# PROBLEM DETAILS
Show each line of the entries below in which the word "City" appears.

# DATA PROVIDED
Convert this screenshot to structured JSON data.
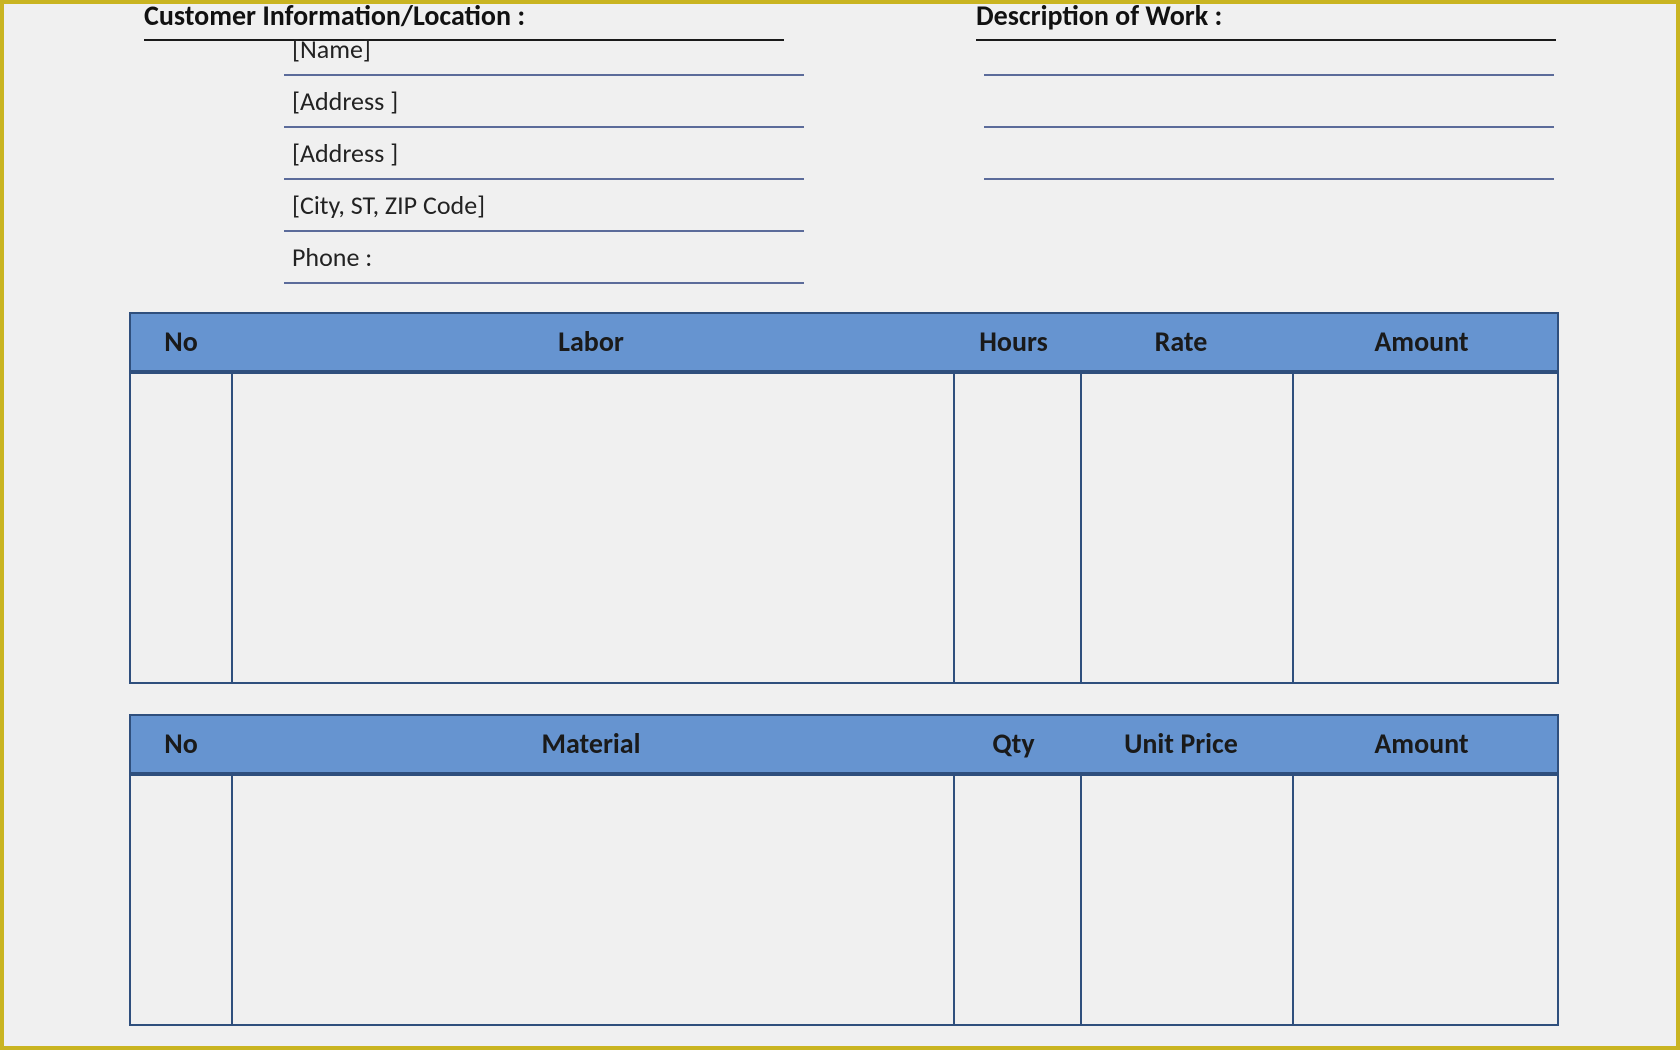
{
  "header": {
    "customer_info_title": "Customer Information/Location :",
    "description_title": "Description of Work :"
  },
  "customer_fields": {
    "name": "[Name]",
    "address1": "[Address ]",
    "address2": "[Address ]",
    "city_state_zip": "[City, ST, ZIP Code]",
    "phone_label": "Phone     :"
  },
  "labor_table": {
    "columns": {
      "no": "No",
      "labor": "Labor",
      "hours": "Hours",
      "rate": "Rate",
      "amount": "Amount"
    }
  },
  "material_table": {
    "columns": {
      "no": "No",
      "material": "Material",
      "qty": "Qty",
      "unit_price": "Unit Price",
      "amount": "Amount"
    }
  }
}
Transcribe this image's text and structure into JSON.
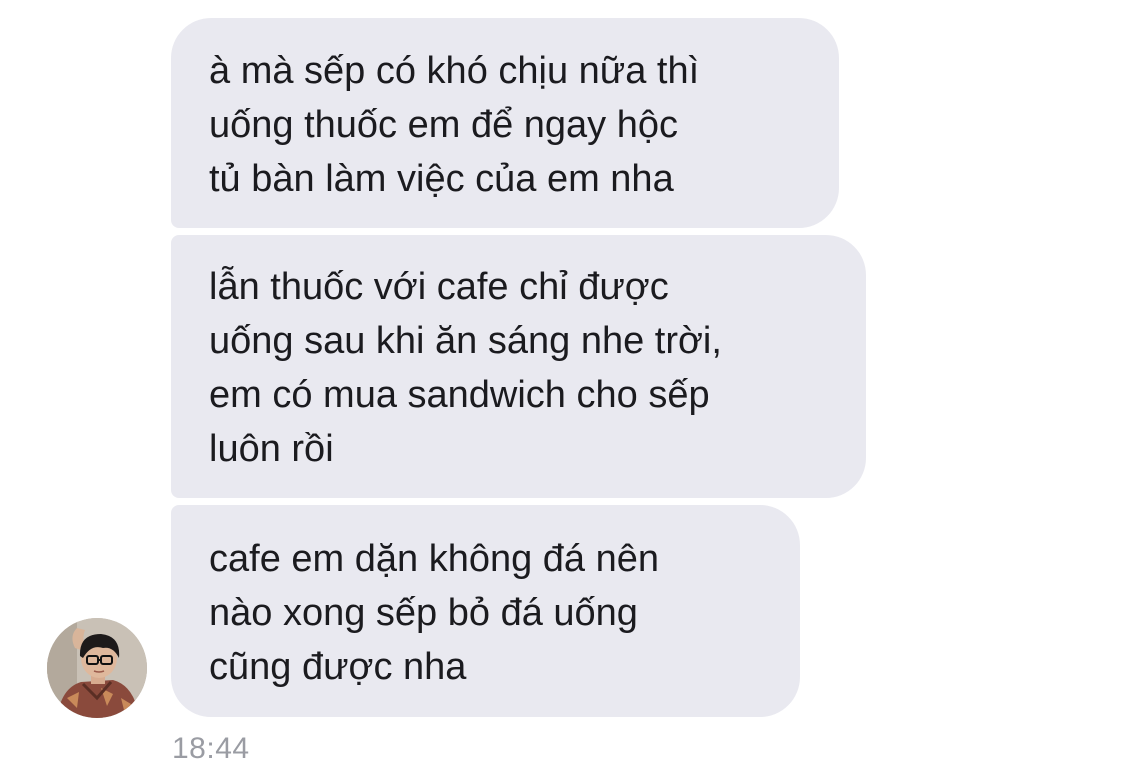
{
  "messages": [
    {
      "text": "à mà sếp có khó chịu nữa thì\nuống thuốc em để ngay hộc\ntủ bàn làm việc của em nha"
    },
    {
      "text": "lẫn thuốc với cafe chỉ được\nuống sau khi ăn sáng nhe trời,\nem có mua sandwich cho sếp\nluôn rồi"
    },
    {
      "text": "cafe em dặn không đá nên\nnào xong sếp bỏ đá uống\ncũng được nha"
    }
  ],
  "timestamp": "18:44",
  "sender": {
    "avatar_icon": "profile-photo"
  },
  "colors": {
    "bubble_background": "#e9e9f0",
    "message_text": "#1b1b1f",
    "timestamp_text": "#9a9ca3",
    "page_background": "#ffffff"
  }
}
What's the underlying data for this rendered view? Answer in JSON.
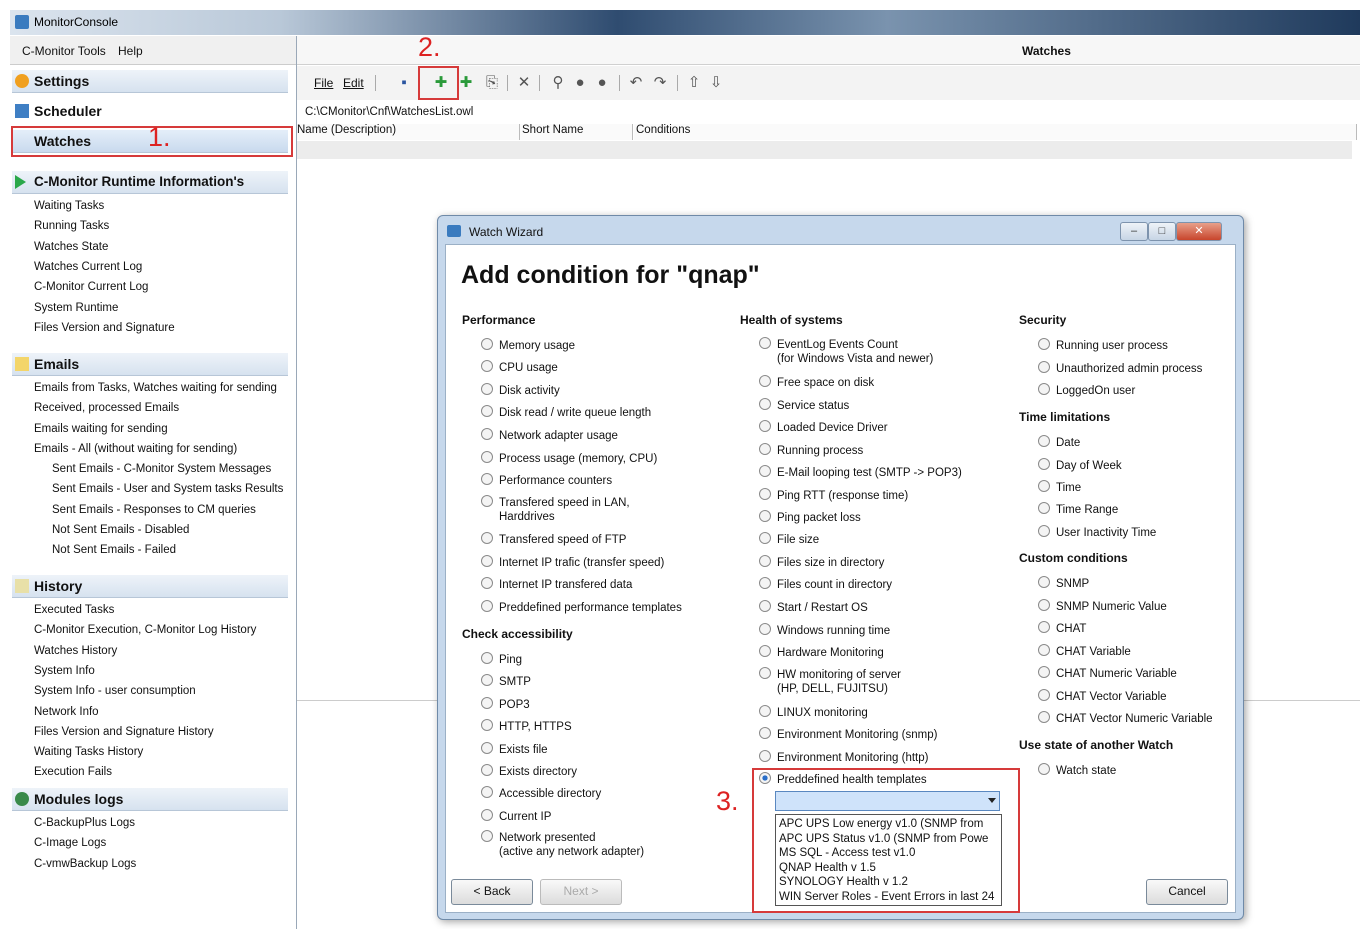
{
  "window": {
    "title": "MonitorConsole"
  },
  "menubar": {
    "items": [
      "C-Monitor Tools",
      "Help"
    ]
  },
  "sidebar": {
    "settings": "Settings",
    "scheduler": "Scheduler",
    "watches": "Watches",
    "runtime": {
      "title": "C-Monitor Runtime Information's",
      "items": [
        "Waiting Tasks",
        "Running Tasks",
        "Watches State",
        "Watches Current Log",
        "C-Monitor Current Log",
        "System Runtime",
        "Files Version and Signature"
      ]
    },
    "emails": {
      "title": "Emails",
      "items": [
        "Emails from Tasks, Watches waiting for sending",
        "Received, processed Emails",
        "Emails waiting for sending",
        "Emails - All (without waiting for sending)"
      ],
      "subitems": [
        "Sent Emails - C-Monitor System Messages",
        "Sent Emails - User and System tasks Results",
        "Sent Emails - Responses to CM queries",
        "Not Sent Emails - Disabled",
        "Not Sent Emails - Failed"
      ]
    },
    "history": {
      "title": "History",
      "items": [
        "Executed Tasks",
        "C-Monitor Execution, C-Monitor Log History",
        "Watches History",
        "System Info",
        "System Info - user consumption",
        "Network Info",
        "Files Version and Signature History",
        "Waiting Tasks History",
        "Execution Fails"
      ]
    },
    "modules": {
      "title": "Modules logs",
      "items": [
        "C-BackupPlus Logs",
        "C-Image Logs",
        "C-vmwBackup Logs"
      ]
    }
  },
  "main": {
    "header": "Watches",
    "menu": [
      "File",
      "Edit"
    ],
    "path": "C:\\CMonitor\\Cnf\\WatchesList.owl",
    "columns": [
      "Name (Description)",
      "Short Name",
      "Conditions"
    ]
  },
  "annotations": [
    "1.",
    "2.",
    "3."
  ],
  "wizard": {
    "title": "Watch Wizard",
    "heading": "Add condition for \"qnap\"",
    "performance": {
      "title": "Performance",
      "items": [
        "Memory usage",
        "CPU usage",
        "Disk activity",
        "Disk read / write queue length",
        "Network adapter usage",
        "Process usage (memory, CPU)",
        "Performance counters",
        "Transfered speed in LAN,",
        "Transfered speed of FTP",
        "Internet IP trafic (transfer speed)",
        "Internet IP transfered data",
        "Preddefined performance templates"
      ],
      "item8_line2": "Harddrives"
    },
    "accessibility": {
      "title": "Check accessibility",
      "items": [
        "Ping",
        "SMTP",
        "POP3",
        "HTTP, HTTPS",
        "Exists file",
        "Exists directory",
        "Accessible directory",
        "Current IP",
        "Network presented"
      ],
      "item9_line2": "(active any network adapter)"
    },
    "health": {
      "title": "Health of systems",
      "items": [
        "EventLog Events Count",
        "Free space on disk",
        "Service status",
        "Loaded Device Driver",
        "Running process",
        "E-Mail looping test (SMTP -> POP3)",
        "Ping RTT (response time)",
        "Ping packet loss",
        "File size",
        "Files size in directory",
        "Files count in directory",
        "Start / Restart OS",
        "Windows running time",
        "Hardware Monitoring",
        "HW monitoring of server",
        "LINUX monitoring",
        "Environment Monitoring (snmp)",
        "Environment Monitoring (http)",
        "Preddefined health templates"
      ],
      "item1_line2": "(for Windows Vista and newer)",
      "item15_line2": "(HP, DELL, FUJITSU)",
      "selected": "Preddefined health templates"
    },
    "security": {
      "title": "Security",
      "items": [
        "Running user process",
        "Unauthorized admin process",
        "LoggedOn user"
      ]
    },
    "time": {
      "title": "Time limitations",
      "items": [
        "Date",
        "Day of Week",
        "Time",
        "Time Range",
        "User Inactivity Time"
      ]
    },
    "custom": {
      "title": "Custom conditions",
      "items": [
        "SNMP",
        "SNMP Numeric Value",
        "CHAT",
        "CHAT Variable",
        "CHAT Numeric Variable",
        "CHAT Vector Variable",
        "CHAT Vector Numeric Variable"
      ]
    },
    "otherwatch": {
      "title": "Use state of another Watch",
      "items": [
        "Watch state"
      ]
    },
    "templates": [
      "APC UPS Low energy v1.0 (SNMP from",
      "APC UPS Status v1.0 (SNMP from Powe",
      "MS SQL - Access test v1.0",
      "QNAP Health v 1.5",
      "SYNOLOGY Health v 1.2",
      "WIN Server Roles - Event Errors in last 24"
    ],
    "buttons": {
      "back": "< Back",
      "next": "Next >",
      "cancel": "Cancel"
    }
  }
}
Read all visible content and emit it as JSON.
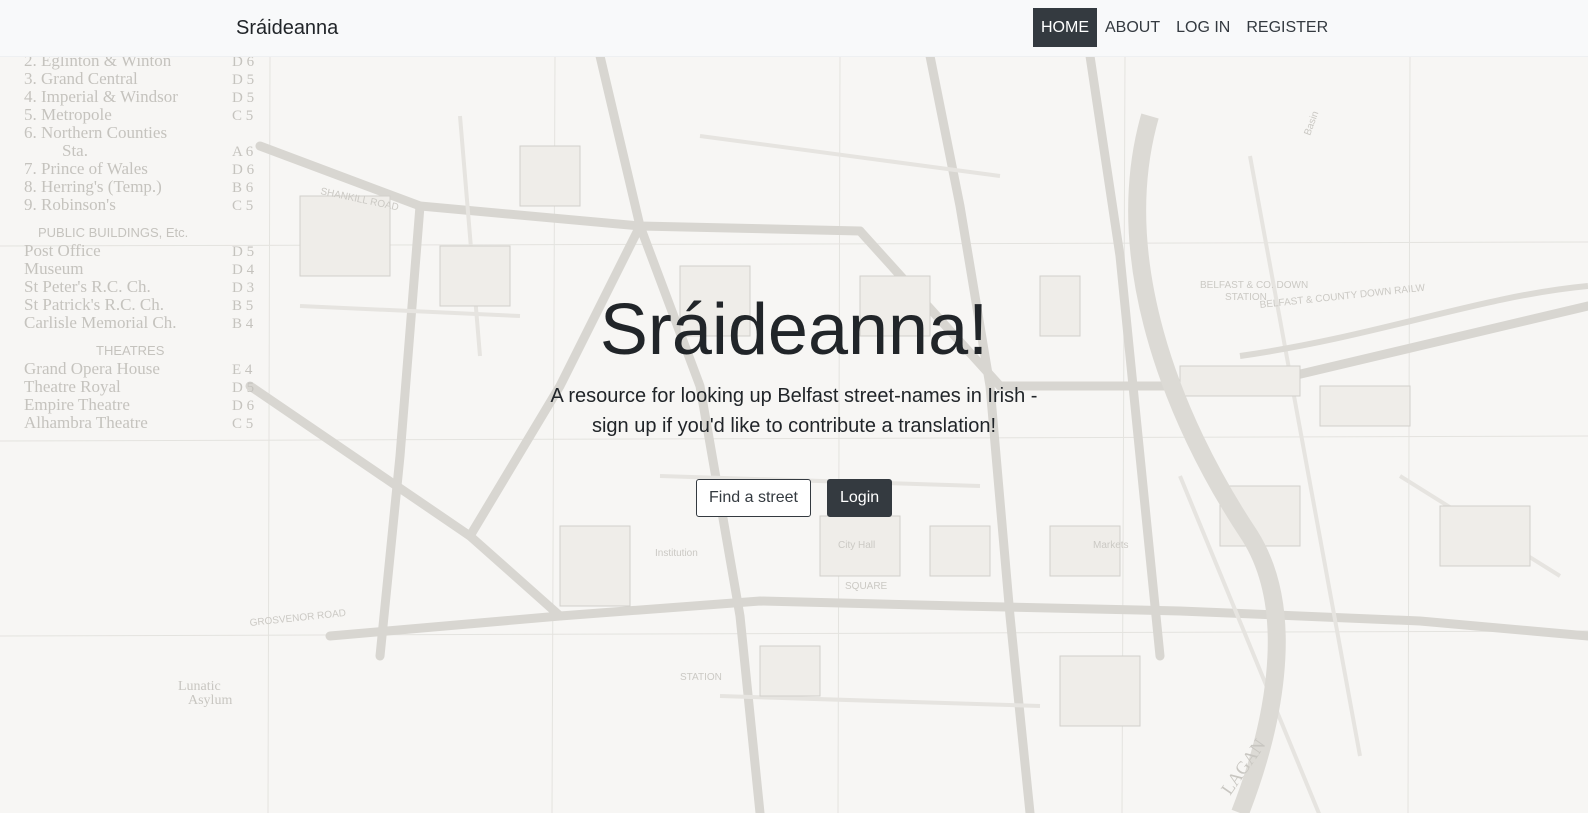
{
  "navbar": {
    "brand": "Sráideanna",
    "links": [
      {
        "label": "HOME",
        "active": true
      },
      {
        "label": "ABOUT",
        "active": false
      },
      {
        "label": "LOG IN",
        "active": false
      },
      {
        "label": "REGISTER",
        "active": false
      }
    ]
  },
  "hero": {
    "title": "Sráideanna!",
    "lead": "A resource for looking up Belfast street-names in Irish - sign up if you'd like to contribute a translation!",
    "buttons": {
      "find_street": "Find a street",
      "login": "Login"
    }
  },
  "map_legend": {
    "hotels": [
      "2. Eglinton & Winton",
      "3. Grand Central",
      "4. Imperial & Windsor",
      "5. Metropole",
      "6. Northern Counties",
      "Sta.",
      "7. Prince of Wales",
      "8. Herring's (Temp.)",
      "9. Robinson's"
    ],
    "hotel_refs": [
      "D 6",
      "D 5",
      "D 5",
      "C 5",
      "",
      "A 6",
      "D 6",
      "B 6",
      "C 5"
    ],
    "public_buildings_heading": "PUBLIC BUILDINGS, Etc.",
    "public_buildings": [
      "Post Office",
      "Museum",
      "St Peter's R.C. Ch.",
      "St Patrick's R.C. Ch.",
      "Carlisle Memorial Ch."
    ],
    "public_buildings_refs": [
      "D 5",
      "D 4",
      "D 3",
      "B 5",
      "B 4"
    ],
    "theatres_heading": "THEATRES",
    "theatres": [
      "Grand Opera House",
      "Theatre Royal",
      "Empire Theatre",
      "Alhambra Theatre"
    ],
    "theatres_refs": [
      "E 4",
      "D 5",
      "D 6",
      "C 5"
    ]
  },
  "map_labels": {
    "shankill": "SHANKILL ROAD",
    "grosvenor": "GROSVENOR ROAD",
    "lunatic": "Lunatic",
    "asylum": "Asylum",
    "lagan": "LAGAN",
    "station1": "BELFAST & CO. DOWN",
    "station2": "STATION",
    "county_down": "BELFAST & COUNTY DOWN RAILW",
    "city_hall": "City Hall",
    "square": "SQUARE",
    "markets": "Markets",
    "institution": "Institution",
    "basin": "Basin",
    "gnr_station": "STATION"
  },
  "colors": {
    "navbar_bg": "#f8f9fa",
    "dark": "#343a40",
    "text": "#212529",
    "map_ink": "#cfcdc8",
    "map_paper": "#f7f6f4"
  }
}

# ANSWER SPACE
    "city_state_zip": "[City, ST, ZIP Code]",
    "city_hall": "City Hall",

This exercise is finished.